When the first bonds were finally issued in September 2021, they were almost 10x oversubscribed. However, investors were left disappointed by the less-than-competitive fixed rates of 0.65 per cent over three years.
When the bounce back loan scheme (BBLS) was introduced, the aim was to deliver emergency funding to small- and medium-sized enterprises (SMEs) as quickly as possible as the country went into its first Covid-19 lockdown. But it wasn’t long before questions were being raised around the due diligence checks (or lack thereof) which accompanied the BBLS distributions.
By February 2021, fears of BBLS fraud were reaching a fever pitch and the Association of Accounting Technicians called for the Treasury to write off all legitimate bounce back loans paid to SMEs, stating that this would be of greater long-term benefit to taxpayers given the number of defaults predicted.
Metro Bank completed its acquisition of RateSetter in late 2020, but in early 2021 the bank announced that it was going to purchase RateSetter’s remaining loan book. All of RateSetter’s P2P investors would have their money repaid, and all P2P accounts were permanently closed on 2 April, with all invested money returned to investor holding accounts.
Property lender The House Crowd went into administration in February 2021, and it wasn’t long before the rumour mill kicked into gear.
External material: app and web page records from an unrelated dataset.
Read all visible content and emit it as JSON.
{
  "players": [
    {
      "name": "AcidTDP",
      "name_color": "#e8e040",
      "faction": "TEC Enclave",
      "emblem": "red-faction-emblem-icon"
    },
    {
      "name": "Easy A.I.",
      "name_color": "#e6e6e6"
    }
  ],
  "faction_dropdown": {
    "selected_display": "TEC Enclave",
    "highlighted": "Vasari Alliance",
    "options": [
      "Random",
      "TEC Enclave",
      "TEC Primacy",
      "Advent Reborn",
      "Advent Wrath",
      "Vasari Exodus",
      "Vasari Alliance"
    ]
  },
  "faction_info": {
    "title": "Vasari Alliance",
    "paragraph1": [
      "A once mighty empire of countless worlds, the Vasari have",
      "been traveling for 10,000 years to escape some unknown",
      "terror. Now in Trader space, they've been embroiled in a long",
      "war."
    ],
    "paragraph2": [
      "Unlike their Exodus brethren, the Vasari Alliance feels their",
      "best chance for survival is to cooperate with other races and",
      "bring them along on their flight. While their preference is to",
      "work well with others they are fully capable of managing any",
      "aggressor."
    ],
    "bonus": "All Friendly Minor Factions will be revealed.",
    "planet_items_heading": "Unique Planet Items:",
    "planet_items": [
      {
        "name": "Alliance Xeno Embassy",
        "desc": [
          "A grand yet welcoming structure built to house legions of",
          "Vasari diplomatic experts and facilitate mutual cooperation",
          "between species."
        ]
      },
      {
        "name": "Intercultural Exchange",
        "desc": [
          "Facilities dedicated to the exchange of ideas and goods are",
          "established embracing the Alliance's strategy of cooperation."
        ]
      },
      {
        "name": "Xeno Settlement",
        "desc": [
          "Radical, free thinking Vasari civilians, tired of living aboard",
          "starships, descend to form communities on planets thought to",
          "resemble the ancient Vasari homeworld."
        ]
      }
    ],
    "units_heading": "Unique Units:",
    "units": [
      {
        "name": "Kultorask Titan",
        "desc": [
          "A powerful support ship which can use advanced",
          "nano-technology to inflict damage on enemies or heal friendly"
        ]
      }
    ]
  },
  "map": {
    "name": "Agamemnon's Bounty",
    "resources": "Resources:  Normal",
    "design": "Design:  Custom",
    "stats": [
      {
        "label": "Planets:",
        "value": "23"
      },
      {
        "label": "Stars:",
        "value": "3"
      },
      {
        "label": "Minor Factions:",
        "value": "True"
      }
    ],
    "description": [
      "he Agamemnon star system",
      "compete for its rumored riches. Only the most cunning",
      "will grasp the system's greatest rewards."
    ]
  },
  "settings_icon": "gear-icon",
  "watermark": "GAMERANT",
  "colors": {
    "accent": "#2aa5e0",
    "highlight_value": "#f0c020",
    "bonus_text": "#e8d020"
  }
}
In May, the House Crowd’s founder and chief executive Frazer Fearnhead spoke exclusively to Peer2Peer Finance News to deny allegations that he had taken an unauthorised loan from the company after an administrator’s report cited the matter as a “conflict of interest” that played a part in the platform’s collapse.
Fearnhead confirmed that a loan was made to him in 2019 for around £390,000 and that “it was secured in accordance with the published underwriting policy at the time. Though that policy later changed.” He said that by February 2021, £315,000 had already been repaid and was due for redemption at the end of February.
Default rates are a key marker for P2P lending platforms, but there is still no standardised definition of a default within the industry.
Trade bodies and regulators vary in their definitions, from 120 days to 90 days. Meanwhile, some individual platforms will declare a loan to be in default the moment that a payment has been missed, while others will wait for 30, 60 or 90 days before declaring a default.
During the P2P Investing Summit, a virtual event hosted by Peer2Peer Finance News and AngelNews, institutional investors and industry stakeholders called for more standardisation in the way defaults are reported, in order to help investors to make better risk assessments.
After months of campaigning, the Chancellor finally announced a follow on to the CBILS and BBLS schemes. The RLS was announced in March 2021 and it is still in force today, with an extended end date of June 30 2022.
However, only two P2P lending platforms – Assetz Capital and Funding Circle – have been authorised to distribute RLS funds to date.
Less than a year after launching a series of government-backed Covid support loans, the British Business Bank began to investigate suspected cases of fraud. At one point, the Office for Budget Responsibility was projecting that up to £30bn could be lost to defaults from lending schemes such as CBILS and BBLS.
The government has opened an inquiry into BBLS fraud, and it is accepting evidence until 3 January 2022. While the exact default figures are still unknown, several arrests have already been made relating to BBLS fraud.
It is interesting that the two most-read stories of the year both focused on the possibility of fraud within the government-backed loan schemes. At the very start of the year, banks began taking action against account-holders who they believed to have committed BBLS fraud, creating an early playbook that alternative lenders could follow as and when they started to identify cases of loan fraud.
As it turned out, the non-bank lenders who took part in the CBILS, BBLS and RLS distributions have yet to report a substantial rise in defaults and loan fraud, in a testament to the robust due diligence that is required across the alternative lending sector.